EXERCISE:
Each line of the records has to be copied exactly, though the pictures must be left out.

___ DATA EXTRACT

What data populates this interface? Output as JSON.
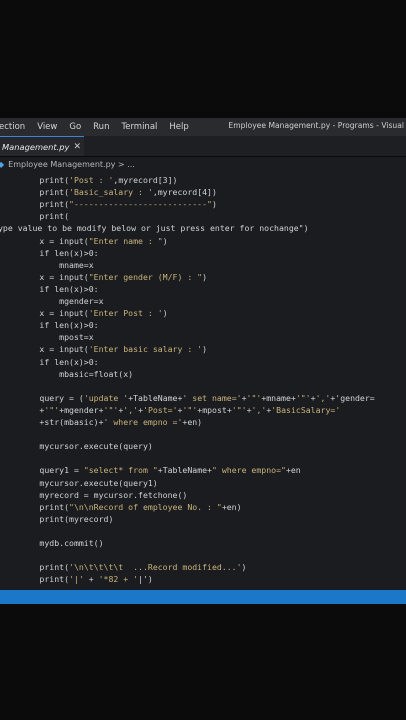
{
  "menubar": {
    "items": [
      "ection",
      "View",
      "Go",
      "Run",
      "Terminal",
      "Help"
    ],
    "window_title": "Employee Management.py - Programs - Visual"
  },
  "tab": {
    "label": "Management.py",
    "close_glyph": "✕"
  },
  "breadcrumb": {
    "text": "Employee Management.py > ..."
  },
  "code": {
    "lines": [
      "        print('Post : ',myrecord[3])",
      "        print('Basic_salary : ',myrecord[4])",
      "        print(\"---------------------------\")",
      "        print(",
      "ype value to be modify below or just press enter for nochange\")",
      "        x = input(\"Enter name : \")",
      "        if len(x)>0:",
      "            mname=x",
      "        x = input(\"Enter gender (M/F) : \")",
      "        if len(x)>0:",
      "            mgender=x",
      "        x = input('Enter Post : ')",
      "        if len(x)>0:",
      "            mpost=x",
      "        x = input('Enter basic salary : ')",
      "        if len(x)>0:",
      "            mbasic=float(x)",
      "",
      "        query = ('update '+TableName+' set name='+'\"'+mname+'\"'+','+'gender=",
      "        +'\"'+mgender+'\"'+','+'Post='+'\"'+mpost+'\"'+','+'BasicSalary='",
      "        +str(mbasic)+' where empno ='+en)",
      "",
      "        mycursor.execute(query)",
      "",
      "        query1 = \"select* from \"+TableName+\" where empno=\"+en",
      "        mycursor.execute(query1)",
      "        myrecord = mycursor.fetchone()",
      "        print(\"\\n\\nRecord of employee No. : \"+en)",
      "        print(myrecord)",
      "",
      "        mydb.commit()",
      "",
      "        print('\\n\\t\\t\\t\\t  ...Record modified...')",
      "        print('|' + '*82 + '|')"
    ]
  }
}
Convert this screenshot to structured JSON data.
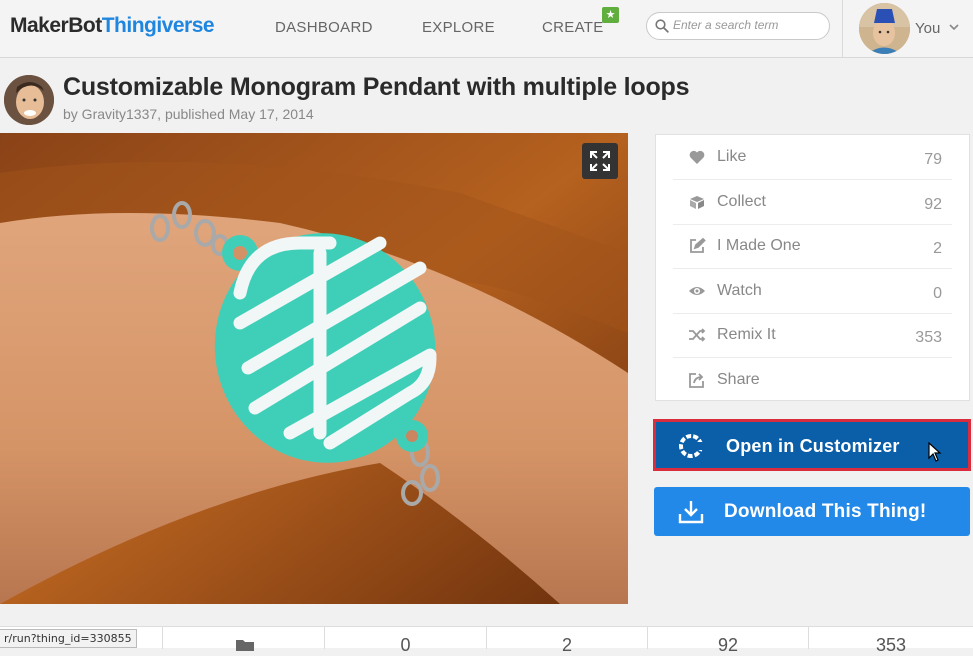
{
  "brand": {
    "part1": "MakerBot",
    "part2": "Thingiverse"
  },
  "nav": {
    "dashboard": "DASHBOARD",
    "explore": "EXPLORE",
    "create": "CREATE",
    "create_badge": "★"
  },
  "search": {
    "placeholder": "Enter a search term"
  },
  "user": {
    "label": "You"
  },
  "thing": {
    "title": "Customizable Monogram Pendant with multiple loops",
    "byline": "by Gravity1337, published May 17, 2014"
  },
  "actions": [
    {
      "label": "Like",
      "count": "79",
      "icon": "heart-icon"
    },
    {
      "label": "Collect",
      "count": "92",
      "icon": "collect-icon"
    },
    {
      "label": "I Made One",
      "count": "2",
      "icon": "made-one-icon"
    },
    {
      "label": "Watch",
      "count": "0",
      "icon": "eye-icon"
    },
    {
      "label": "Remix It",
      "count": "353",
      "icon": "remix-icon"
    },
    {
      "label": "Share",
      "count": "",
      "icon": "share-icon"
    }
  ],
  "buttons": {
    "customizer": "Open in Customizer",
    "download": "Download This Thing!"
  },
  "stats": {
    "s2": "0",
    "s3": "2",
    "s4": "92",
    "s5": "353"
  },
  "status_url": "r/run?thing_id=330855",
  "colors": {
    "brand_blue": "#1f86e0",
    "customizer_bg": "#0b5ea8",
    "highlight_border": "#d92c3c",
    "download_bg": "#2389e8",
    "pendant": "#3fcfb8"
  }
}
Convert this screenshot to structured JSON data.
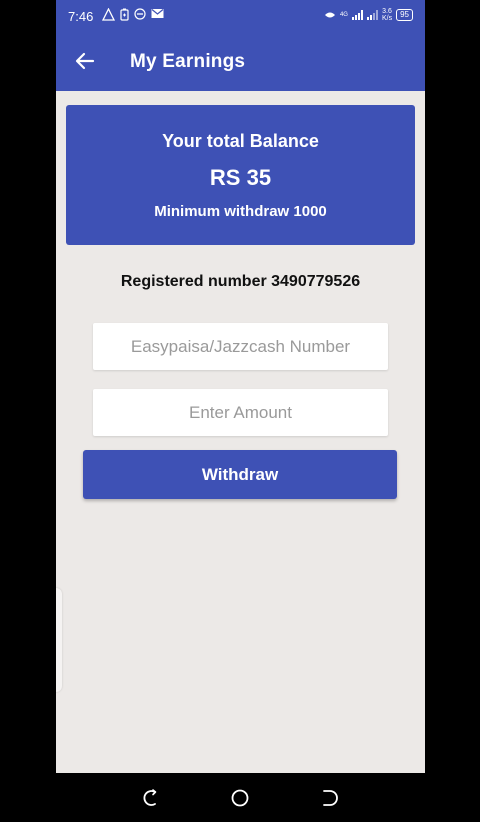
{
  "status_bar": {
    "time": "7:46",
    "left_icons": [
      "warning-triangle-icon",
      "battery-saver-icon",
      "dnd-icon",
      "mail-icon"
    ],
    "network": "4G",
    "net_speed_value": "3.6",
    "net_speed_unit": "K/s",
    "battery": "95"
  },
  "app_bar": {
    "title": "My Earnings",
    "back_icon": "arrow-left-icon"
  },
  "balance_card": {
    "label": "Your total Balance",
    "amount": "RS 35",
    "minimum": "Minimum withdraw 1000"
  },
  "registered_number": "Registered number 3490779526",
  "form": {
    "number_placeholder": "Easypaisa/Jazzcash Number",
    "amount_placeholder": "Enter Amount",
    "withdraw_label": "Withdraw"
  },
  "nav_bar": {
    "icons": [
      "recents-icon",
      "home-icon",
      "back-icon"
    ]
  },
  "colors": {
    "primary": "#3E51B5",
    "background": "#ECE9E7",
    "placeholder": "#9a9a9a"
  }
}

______

SOLUTION:
What data populates this interface? Output as JSON.
{
  "menubar": {
    "items": [
      "ection",
      "View",
      "Go",
      "Run",
      "Terminal",
      "Help"
    ],
    "window_title": "Employee Management.py - Programs - Visual"
  },
  "tab": {
    "label": "Management.py",
    "close_glyph": "✕"
  },
  "breadcrumb": {
    "text": "Employee Management.py > ..."
  },
  "code": {
    "lines": [
      "        print('Post : ',myrecord[3])",
      "        print('Basic_salary : ',myrecord[4])",
      "        print(\"---------------------------\")",
      "        print(",
      "ype value to be modify below or just press enter for nochange\")",
      "        x = input(\"Enter name : \")",
      "        if len(x)>0:",
      "            mname=x",
      "        x = input(\"Enter gender (M/F) : \")",
      "        if len(x)>0:",
      "            mgender=x",
      "        x = input('Enter Post : ')",
      "        if len(x)>0:",
      "            mpost=x",
      "        x = input('Enter basic salary : ')",
      "        if len(x)>0:",
      "            mbasic=float(x)",
      "",
      "        query = ('update '+TableName+' set name='+'\"'+mname+'\"'+','+'gender=",
      "        +'\"'+mgender+'\"'+','+'Post='+'\"'+mpost+'\"'+','+'BasicSalary='",
      "        +str(mbasic)+' where empno ='+en)",
      "",
      "        mycursor.execute(query)",
      "",
      "        query1 = \"select* from \"+TableName+\" where empno=\"+en",
      "        mycursor.execute(query1)",
      "        myrecord = mycursor.fetchone()",
      "        print(\"\\n\\nRecord of employee No. : \"+en)",
      "        print(myrecord)",
      "",
      "        mydb.commit()",
      "",
      "        print('\\n\\t\\t\\t\\t  ...Record modified...')",
      "        print('|' + '*82 + '|')"
    ]
  }
}
Convert this screenshot to structured JSON data.
{
  "brand": {
    "part1": "MakerBot",
    "part2": "Thingiverse"
  },
  "nav": {
    "dashboard": "DASHBOARD",
    "explore": "EXPLORE",
    "create": "CREATE",
    "create_badge": "★"
  },
  "search": {
    "placeholder": "Enter a search term"
  },
  "user": {
    "label": "You"
  },
  "thing": {
    "title": "Customizable Monogram Pendant with multiple loops",
    "byline": "by Gravity1337, published May 17, 2014"
  },
  "actions": [
    {
      "label": "Like",
      "count": "79",
      "icon": "heart-icon"
    },
    {
      "label": "Collect",
      "count": "92",
      "icon": "collect-icon"
    },
    {
      "label": "I Made One",
      "count": "2",
      "icon": "made-one-icon"
    },
    {
      "label": "Watch",
      "count": "0",
      "icon": "eye-icon"
    },
    {
      "label": "Remix It",
      "count": "353",
      "icon": "remix-icon"
    },
    {
      "label": "Share",
      "count": "",
      "icon": "share-icon"
    }
  ],
  "buttons": {
    "customizer": "Open in Customizer",
    "download": "Download This Thing!"
  },
  "stats": {
    "s2": "0",
    "s3": "2",
    "s4": "92",
    "s5": "353"
  },
  "status_url": "r/run?thing_id=330855",
  "colors": {
    "brand_blue": "#1f86e0",
    "customizer_bg": "#0b5ea8",
    "highlight_border": "#d92c3c",
    "download_bg": "#2389e8",
    "pendant": "#3fcfb8"
  }
}
Convert this screenshot to structured JSON data.
{
  "status_bar": {
    "time": "7:46",
    "left_icons": [
      "warning-triangle-icon",
      "battery-saver-icon",
      "dnd-icon",
      "mail-icon"
    ],
    "network": "4G",
    "net_speed_value": "3.6",
    "net_speed_unit": "K/s",
    "battery": "95"
  },
  "app_bar": {
    "title": "My Earnings",
    "back_icon": "arrow-left-icon"
  },
  "balance_card": {
    "label": "Your total Balance",
    "amount": "RS 35",
    "minimum": "Minimum withdraw 1000"
  },
  "registered_number": "Registered number 3490779526",
  "form": {
    "number_placeholder": "Easypaisa/Jazzcash Number",
    "amount_placeholder": "Enter Amount",
    "withdraw_label": "Withdraw"
  },
  "nav_bar": {
    "icons": [
      "recents-icon",
      "home-icon",
      "back-icon"
    ]
  },
  "colors": {
    "primary": "#3E51B5",
    "background": "#ECE9E7",
    "placeholder": "#9a9a9a"
  }
}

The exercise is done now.